21Johnston, who as a former politician
, wealthy farmer
noted businessman, landspeculator, and noted philanthropist
, also had important connections with theneighbouring district of Point Chevalier
. The land on which Point Chevalier'sAmbassador Theatre now stands once belonged to him and the Hallyburton JohnstoneSports Clubs
which he founded in that suburb still bears his name. Mr Johnston'sfarm consisted of the entire lower portion of Albert St (now Alford St) bordered byNorman St (present Saxon St)
, right down to the beach front; also the large block ofland known as the Oakley Park Estate (all the area of land between Oakley Avenueand Cowley Street)
. Mr. Johnston died at his Alford St (No.70) residence in 1949
.His original single storey timber weatherboard Colonial-style cottage still survives,though it has been substantially altered (with parts of its exterior decorated in brickveneer)
.The Elling's and Ashbury's also had farms on the left side of Dale St
(now Fir St) fromthe mid-1920s while William Gardiner Rainbow's property (his occupation is listed as agardener)
covered most of Cameron Street (now Middlesex Rd).There were manysmaller properties in the area that had connections with agricultural related activity.There were a number of gardeners, poultry farmers, market gardeners (both of Chineseand European origin) and fruiterers located on Waterview's hill and on the upperportions of the Great North Road (above Alverston Avenue) in this period.
The Oakley Park Estate
On the flat beneath Allotment 16, most of the land between what is now Alford andCowley Streets (Allotments 17 &18) was still largely undeveloped. There was only onelarge farm located in this vicinity-known as the "Oakley Farm" or the "Oakleigh [Oakley]Park Estate".
This property was once owned by Mr. Wilhelm R. Hoffmann, aprominent Auckland musical dealer and property speculator, who also had importantconnections with early Point Chevalier and Avondale in the late 19th and early 20thcenturies
Prior to that Robert Garrett, of the Garrett Bros. fame, who operated theirtannery out of the old former "Star Mill" site at the mouth of the Oakley Creek (Allotment18A), owned the property.

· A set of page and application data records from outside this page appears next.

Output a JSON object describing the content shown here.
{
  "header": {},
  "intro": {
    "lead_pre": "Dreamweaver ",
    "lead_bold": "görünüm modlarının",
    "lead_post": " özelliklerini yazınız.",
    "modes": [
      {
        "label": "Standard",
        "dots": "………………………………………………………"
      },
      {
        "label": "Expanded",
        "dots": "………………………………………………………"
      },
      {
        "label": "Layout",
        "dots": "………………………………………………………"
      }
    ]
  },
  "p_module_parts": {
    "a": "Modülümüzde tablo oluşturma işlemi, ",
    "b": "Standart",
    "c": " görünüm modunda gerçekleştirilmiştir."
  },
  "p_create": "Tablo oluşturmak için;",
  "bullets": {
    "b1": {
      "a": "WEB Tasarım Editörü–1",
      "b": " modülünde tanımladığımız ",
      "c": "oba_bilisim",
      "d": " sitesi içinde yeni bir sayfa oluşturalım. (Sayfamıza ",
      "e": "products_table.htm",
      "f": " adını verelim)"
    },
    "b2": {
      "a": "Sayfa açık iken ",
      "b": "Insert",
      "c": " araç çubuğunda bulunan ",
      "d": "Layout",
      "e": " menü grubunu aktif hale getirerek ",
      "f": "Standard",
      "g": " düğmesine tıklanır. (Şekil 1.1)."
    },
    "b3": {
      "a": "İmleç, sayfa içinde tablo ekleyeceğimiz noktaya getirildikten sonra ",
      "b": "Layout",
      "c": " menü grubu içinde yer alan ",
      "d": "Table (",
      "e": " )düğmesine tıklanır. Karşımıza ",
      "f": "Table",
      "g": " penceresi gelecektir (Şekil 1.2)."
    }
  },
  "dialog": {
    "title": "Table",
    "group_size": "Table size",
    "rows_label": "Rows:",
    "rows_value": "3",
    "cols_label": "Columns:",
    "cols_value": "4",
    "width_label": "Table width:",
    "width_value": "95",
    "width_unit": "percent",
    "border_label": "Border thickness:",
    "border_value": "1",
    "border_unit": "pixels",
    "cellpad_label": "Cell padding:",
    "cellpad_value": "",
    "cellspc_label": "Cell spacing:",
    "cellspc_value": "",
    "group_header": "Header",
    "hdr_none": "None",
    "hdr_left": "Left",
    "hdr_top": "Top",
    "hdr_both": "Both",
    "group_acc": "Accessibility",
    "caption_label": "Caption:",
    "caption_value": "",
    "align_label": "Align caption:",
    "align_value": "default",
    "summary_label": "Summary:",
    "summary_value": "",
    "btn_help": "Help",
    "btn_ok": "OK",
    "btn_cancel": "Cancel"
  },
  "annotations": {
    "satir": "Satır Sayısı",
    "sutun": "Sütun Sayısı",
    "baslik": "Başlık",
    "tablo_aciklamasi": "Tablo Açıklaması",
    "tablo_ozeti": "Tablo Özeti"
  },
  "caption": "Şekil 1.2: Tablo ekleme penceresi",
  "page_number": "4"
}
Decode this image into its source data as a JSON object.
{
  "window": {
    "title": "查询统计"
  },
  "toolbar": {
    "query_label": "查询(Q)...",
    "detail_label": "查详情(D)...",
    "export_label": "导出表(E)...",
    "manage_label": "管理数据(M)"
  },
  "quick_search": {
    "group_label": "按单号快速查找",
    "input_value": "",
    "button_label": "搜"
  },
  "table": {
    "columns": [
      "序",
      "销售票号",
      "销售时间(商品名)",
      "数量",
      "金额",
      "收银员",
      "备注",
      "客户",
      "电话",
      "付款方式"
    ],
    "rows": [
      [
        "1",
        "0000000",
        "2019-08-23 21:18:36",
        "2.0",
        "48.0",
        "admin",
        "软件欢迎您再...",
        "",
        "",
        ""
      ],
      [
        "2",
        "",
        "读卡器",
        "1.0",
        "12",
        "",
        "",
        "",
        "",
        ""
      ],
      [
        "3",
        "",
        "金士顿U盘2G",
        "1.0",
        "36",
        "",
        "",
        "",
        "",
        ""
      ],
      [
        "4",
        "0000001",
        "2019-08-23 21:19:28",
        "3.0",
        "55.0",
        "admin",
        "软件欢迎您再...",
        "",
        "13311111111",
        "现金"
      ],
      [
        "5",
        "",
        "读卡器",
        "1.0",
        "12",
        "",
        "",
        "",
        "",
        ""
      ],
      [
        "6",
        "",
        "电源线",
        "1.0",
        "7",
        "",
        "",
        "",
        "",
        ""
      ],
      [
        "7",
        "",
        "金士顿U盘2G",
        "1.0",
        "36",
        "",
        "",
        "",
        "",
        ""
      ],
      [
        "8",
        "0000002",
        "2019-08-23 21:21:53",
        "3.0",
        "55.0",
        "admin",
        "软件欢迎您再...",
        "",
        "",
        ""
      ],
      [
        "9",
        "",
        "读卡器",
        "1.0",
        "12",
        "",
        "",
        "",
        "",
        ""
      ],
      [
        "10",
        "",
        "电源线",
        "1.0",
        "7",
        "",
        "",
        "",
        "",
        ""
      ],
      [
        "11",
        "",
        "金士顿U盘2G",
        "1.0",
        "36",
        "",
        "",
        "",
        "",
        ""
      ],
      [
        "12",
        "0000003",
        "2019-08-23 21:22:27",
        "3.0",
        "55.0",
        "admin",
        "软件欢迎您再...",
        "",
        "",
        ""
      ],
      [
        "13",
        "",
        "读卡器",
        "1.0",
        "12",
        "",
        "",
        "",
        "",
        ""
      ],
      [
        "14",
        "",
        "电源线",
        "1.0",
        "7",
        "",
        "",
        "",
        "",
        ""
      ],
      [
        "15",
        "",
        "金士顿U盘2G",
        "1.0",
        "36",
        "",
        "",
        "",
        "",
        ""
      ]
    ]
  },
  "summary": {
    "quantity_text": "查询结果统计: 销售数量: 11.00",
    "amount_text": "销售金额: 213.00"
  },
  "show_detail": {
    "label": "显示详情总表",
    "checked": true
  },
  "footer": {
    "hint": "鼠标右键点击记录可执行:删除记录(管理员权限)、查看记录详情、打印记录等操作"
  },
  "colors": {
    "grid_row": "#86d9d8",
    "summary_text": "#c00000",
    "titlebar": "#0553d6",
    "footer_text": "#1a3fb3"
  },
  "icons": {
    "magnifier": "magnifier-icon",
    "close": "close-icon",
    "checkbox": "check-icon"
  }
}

It was here in the late 19th Century that Mr. Garrett had a row of workers' cottages builtfor the labourers of his tannery (being in the vicinity of the present day Cowley Street,which was not formed until the 1950s). These workman's cottages still existed in thearea until the late 1930s/ mid1940s when this whole block of land was opened up forState Housing development.
The old Star Mill/Garrett's Tannery, located at the mouth of the Oakley Creek andwhich was such a significant landmark feature of the Waterview area from the 1860sonwards, went out of business in the Long Depression of the 1890s. It then fell intodisuse and was subsequently demolished c.1911/12.
According to the Thomas familyhistory, the original grindstones for the mill and tannery may well have been re-used aspart of the foundations for the North Western Motorway/Waterview interchange when itwas built in the 1950s and 1960s.